Virtual Reality (the creation of entire virtual worlds that can be explored within a computer), has been used in archaeology for many years (see Renfrew 1997). However, the term Virtual Reality now really only covers one aspect of so-called virtuality. As technology has advanced, we are now able to merge computer-generated 'reality' with the real world, creating a Mixed Reality (MR) (Ohta and Tamura 1999). This has lead to the creation of a scale of virtuality – the Reality- Virtuality continuum (Milgram and Colquhoun 1999) – shown in Figure 1. This scale goes from the Real Environment (RE) through Augmented Reality (AR), Augmented Virtuality (AV) to a full Virtual Environment (VE).

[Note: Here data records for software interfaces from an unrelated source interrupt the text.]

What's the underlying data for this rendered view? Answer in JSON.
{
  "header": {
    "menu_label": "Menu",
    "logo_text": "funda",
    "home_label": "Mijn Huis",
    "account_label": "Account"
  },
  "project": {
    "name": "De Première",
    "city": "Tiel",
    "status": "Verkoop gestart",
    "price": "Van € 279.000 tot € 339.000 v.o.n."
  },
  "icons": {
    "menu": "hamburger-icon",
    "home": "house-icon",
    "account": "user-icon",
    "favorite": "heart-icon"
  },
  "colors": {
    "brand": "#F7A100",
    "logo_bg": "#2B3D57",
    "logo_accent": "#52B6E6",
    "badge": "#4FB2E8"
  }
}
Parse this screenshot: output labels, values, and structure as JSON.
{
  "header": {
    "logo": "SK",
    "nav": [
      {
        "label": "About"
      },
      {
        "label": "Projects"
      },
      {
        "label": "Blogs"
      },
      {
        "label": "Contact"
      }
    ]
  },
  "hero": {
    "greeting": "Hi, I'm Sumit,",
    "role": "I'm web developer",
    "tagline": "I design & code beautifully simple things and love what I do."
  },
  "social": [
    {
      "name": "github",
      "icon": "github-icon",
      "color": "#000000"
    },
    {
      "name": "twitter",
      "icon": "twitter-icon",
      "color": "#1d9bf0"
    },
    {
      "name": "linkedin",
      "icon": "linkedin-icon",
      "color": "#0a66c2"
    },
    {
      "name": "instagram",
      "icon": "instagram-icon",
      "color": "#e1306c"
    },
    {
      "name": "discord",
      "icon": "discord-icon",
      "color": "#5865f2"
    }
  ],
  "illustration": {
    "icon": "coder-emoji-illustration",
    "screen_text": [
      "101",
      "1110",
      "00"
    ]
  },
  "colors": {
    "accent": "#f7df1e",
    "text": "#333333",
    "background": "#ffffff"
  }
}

The focus for this article is the Augmented Reality (AR) section of the continuum. AR is a blend of the real world with some limited level of augmentation from the virtual world. AR 'allows a user to work in a real world environment while visually receiving additional computer-generated or modelled information to support the task at hand' (Schnabel et al. 2007, 4). This normally involves overlaying the live video feed from a mobile device with virtual objects. It allows new objects to be created and inserted into the real world, but 'still holds the real elements and analog conditions as an indispensable part of its nature' (Ma and Choi 2007, 36). One implication for archaeologists, for example, is that it is now possible to visit an archaeological site with a tablet computer or mobile phone, hold up the device and view the site virtually reconstructed on the video feed, while exploring the site in situ.
ARCHEOGUIDE, released in 2001, is an early example of an AR device used to aid a tourist's experience of an archaeological site. The user is given an AR Head-Mounted Display (HMD) and reconstructions of the ancient buildings are overlaid directly onto the real world. The more recent Cultural Heritage Experiences through Socio-personal interactions and Storytelling (CHESS) project take a similar approach - users are led on a personalised tour through the new Acropolis Museum, with the AR content being delivered through a handheld tablet (Roussou et al. 2013). Christopher Witmore presents a slightly different approach, citing work by the artist Janet Cardiff, in which she supplies the user with a small video camera on which she has loaded a previously recorded tour of a site. The user then attempts 'to synchronize their movements through the same locale with her prerecorded journey by maintaining their pace and carrying a small digital video camera as if they were ﬁlming the same sequence' (Witmore 2004, 61).
George Papagiannakis et al. (2004; 2005; Papagiannakis and Magnenat-Thalmann 2007) produced one of the best-known cultural heritage AR applications, centred on the site of Pompeii. Using a tracked video-see- through Head Worn Device (goggles) and dynamic modelling of the real and virtual world, Papagiannakis and his team were able to insert virtual characters into various buildings within Pompeii and enact a real-time storytelling scenario.
Internet Archaeology is an open access journal. Except where otherwise noted, content from this work may be used under the terms of the Creative Commons Attribution 3.0 (CC BY) Unported licence, which permits unrestricted use, distribution, and reproduction in any medium, provided that attribution to the author(s), the title of the work, the Internet Archaeology journal and the relevant URL/DOI are given.
Internet Archaeology content is preserved for the long term with the Archaeology Data Service. Help sustain and support open access publication by donating to our Open Access Archaeology Fund.